Top Attractions and Activities in Sofia, Bulgaria
Sofia, the vibrant capital city of Bulgaria, is a treasure trove of history, culture, and natural beauty. From ancient churches and museums to modern art galleries and lively markets, Sofia offers visitors endless things to see and do.
Whether a first-time visitor or a seasoned traveler, this city will captivate you with its unique blend of old-world charm and contemporary flair. So if you’re planning a trip to Sofia, get ready to explore what this dynamic city offers.
Here are some things to do and see in Sofia:
- Vitosha Mountain: Located just outside the city, Vitosha Mountain offers stunning views and outdoor activities like hiking, skiing, and snowboarding.
- National Palace of Culture: This is Southeast Europe’s largest conference and exhibition center, and it regularly hosts concerts and other cultural events.
- Sofia City Art Gallery: This gallery houses some of Bulgaria’s most significant art collections, including works by Bulgarian and foreign artists.
- National Museum of Natural History: This museum has many fascinating exhibits about Bulgaria’s natural history, including a collection of dinosaur fossils.
- Boyana Church: This UNESCO World Heritage Site dates back to the 10th century and features exquisite frescoes and architecture.
- Central Market Hall: This indoor market is a great place to experience local food and culture. It offers a wide variety of fresh produce, meats, cheeses, and other goods.
- Alexander Nevsky Cathedral: This is one of the largest Orthodox cathedrals in the world and is a must-visit attraction in Sofia.
- Sofia Zoo: This zoo is home to over 3,000 animals worldwide, including many rare and endangered species.
- Ivan Vazov National Theatre: This theatre is the most significant and prestigious in Bulgaria and often features performances in Bulgarian.
- National Archaeological Museum: This museum features ancient Bulgarian artifacts, including Thracian gold and Roman artifacts.
- Saint Sofia Church: This is one of the oldest churches in Sofia, dating back to the 4th century. It has undergone many renovations over the centuries, and its unique architecture is worth seeing.
- Museum of Socialist Art: This museum showcases art and sculptures from the Communist era, providing insight into Bulgaria’s recent history.
- National History Museum: This museum houses an extensive collection of historical artifacts, including weapons, costumes, and traditional crafts from various periods of Bulgarian history.
- Zhenski Pazar Market: This open-air market is a popular spot for locals and visitors, offering a wide range of fresh produce, handmade crafts, and traditional Bulgarian delicacies.
- Dragalevtsi Monastery: Located on the outskirts of Sofia, this monastery dates back to the 14th century and offers stunning views of the city and the surrounding mountains.
- National Gallery for Foreign Art: This gallery features a diverse collection of art worldwide, including works by famous artists such as Van Gogh, Monet, and Picasso.
- Borisova Gradina Park: This large park offers a peaceful escape from the hustle and bustle of the city and is an excellent place for a picnic or a stroll.

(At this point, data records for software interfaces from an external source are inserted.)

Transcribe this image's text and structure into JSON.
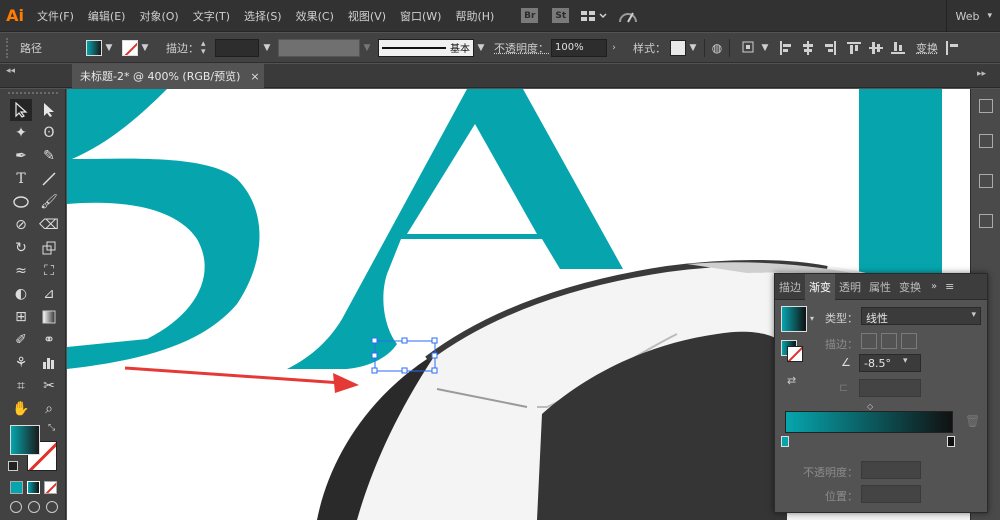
{
  "app": {
    "logo": "Ai"
  },
  "menu": {
    "items": [
      "文件(F)",
      "编辑(E)",
      "对象(O)",
      "文字(T)",
      "选择(S)",
      "效果(C)",
      "视图(V)",
      "窗口(W)",
      "帮助(H)"
    ],
    "bridge": "Br",
    "stock": "St",
    "workspace": "Web"
  },
  "control_bar": {
    "selection_label": "路径",
    "stroke_label": "描边：",
    "brush_label": "基本",
    "opacity_label": "不透明度：",
    "opacity_value": "100%",
    "style_label": "样式：",
    "transform_label": "变换"
  },
  "document_tab": {
    "title": "未标题-2* @ 400% (RGB/预览)",
    "close": "×"
  },
  "artwork": {
    "letters": [
      "B",
      "A",
      "I"
    ],
    "letter_color": "#06a5ad",
    "arrow_color": "#e53935"
  },
  "gradient_panel": {
    "tabs": [
      "描边",
      "渐变",
      "透明",
      "属性",
      "变换"
    ],
    "active_tab": "渐变",
    "type_label": "类型：",
    "type_value": "线性",
    "stroke_label": "描边：",
    "angle_value": "-8.5°",
    "opacity_label": "不透明度：",
    "location_label": "位置：",
    "gradient_start": "#06a5ad",
    "gradient_end": "#111111"
  },
  "colors": {
    "teal": "#06a5ad",
    "ui_dark": "#323232",
    "ui_mid": "#424242",
    "ui_panel": "#535353"
  }
}
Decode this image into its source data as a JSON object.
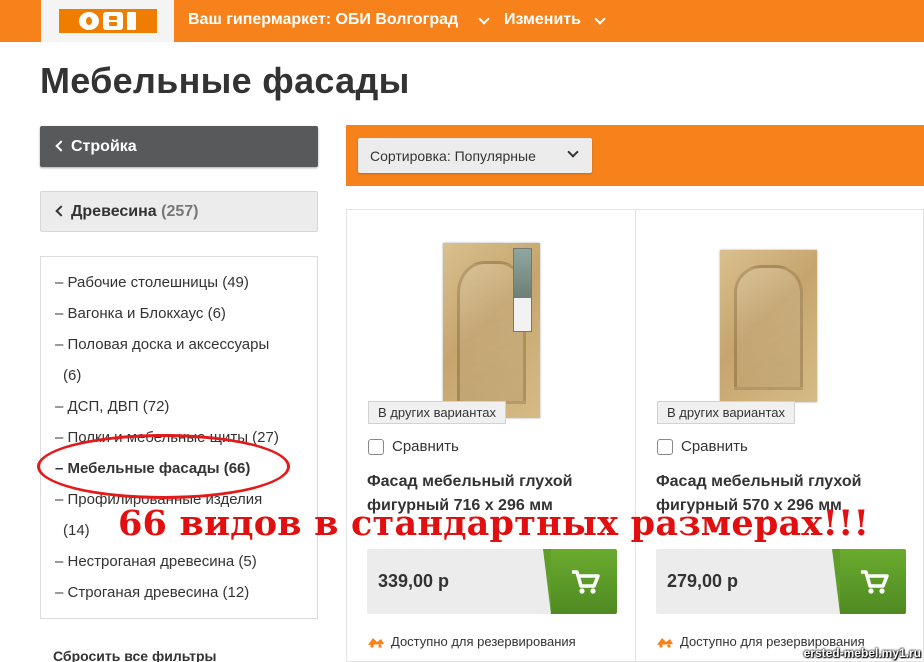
{
  "header": {
    "logo_text": "OBI",
    "market_label": "Ваш гипермаркет: ОБИ Волгоград",
    "change_label": "Изменить",
    "bg_color": "#f7821b"
  },
  "page_title": "Мебельные фасады",
  "sidebar": {
    "back_label": "Стройка",
    "category_label": "Древесина",
    "category_count": "(257)",
    "items": [
      {
        "label": "– Рабочие столешницы (49)"
      },
      {
        "label": "– Вагонка и Блокхаус (6)"
      },
      {
        "label": "– Половая доска и аксессуары"
      },
      {
        "label": "(6)"
      },
      {
        "label": "– ДСП, ДВП (72)"
      },
      {
        "label": "– Полки и мебельные щиты (27)"
      },
      {
        "label": "– Мебельные фасады (66)"
      },
      {
        "label": "– Профилированные изделия"
      },
      {
        "label": "(14)"
      },
      {
        "label": "– Нестроганая древесина (5)"
      },
      {
        "label": "– Строганая древесина (12)"
      }
    ],
    "reset_label": "Сбросить все фильтры"
  },
  "sort": {
    "label": "Сортировка: Популярные"
  },
  "products": [
    {
      "variant_tag": "В других вариантах",
      "compare_label": "Сравнить",
      "name_line1": "Фасад мебельный глухой",
      "name_line2": "фигурный 716 х 296 мм",
      "price": "339,00 р",
      "availability": "Доступно для резервирования"
    },
    {
      "variant_tag": "В других вариантах",
      "compare_label": "Сравнить",
      "name_line1": "Фасад мебельный глухой",
      "name_line2": "фигурный 570 х 296 мм",
      "price": "279,00 р",
      "availability": "Доступно для резервирования"
    }
  ],
  "overlay_text": "66 видов в стандартных размерах!!!",
  "watermark": "ersted-mebel.my1.ru",
  "colors": {
    "accent": "#f7821b",
    "cart": "#5f9e2b",
    "annotation": "#e10f0f"
  }
}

- Sofia Synagogue: This is the largest synagogue in Southeastern Europe and features beautiful architecture and intricate decorations.
- Museum of Contemporary Art: This museum showcases contemporary Bulgarian and international art, including paintings, sculptures, installations, and multimedia art.
- Sofia Public Mineral Baths: These thermal baths date back to the Ottoman era and offer a unique and relaxing experience in the city’s heart.
Did you know?
Sofia has one of the oldest subway systems in Europe? The first line of the Sofia Metro was opened in 1998, and it has since expanded to include three lines and 47 stations.
Several ancient ruins were discovered during the construction of the subway, including a Roman street, a medieval church, and a 4th-century necropolis, which caused delays and redesigns of the subway stations to preserve and showcase these historical sites.
A little history:
The city was founded by the Thracians around the 7th century BC and was later conquered by the Romans, who called it Serdica. During the Roman era, Sofia became a strategic center for trade and culture.
After the fall of the Roman Empire, the city was ruled by various groups, including the Byzantines, Bulgarians, and Ottomans.
In 1879, the city was declared the capital of the newly formed Bulgarian state, and it underwent a period of rapid modernization and growth.
In the 1900s, it endured significant political upheaval, including periods of communist rule and democratic reform.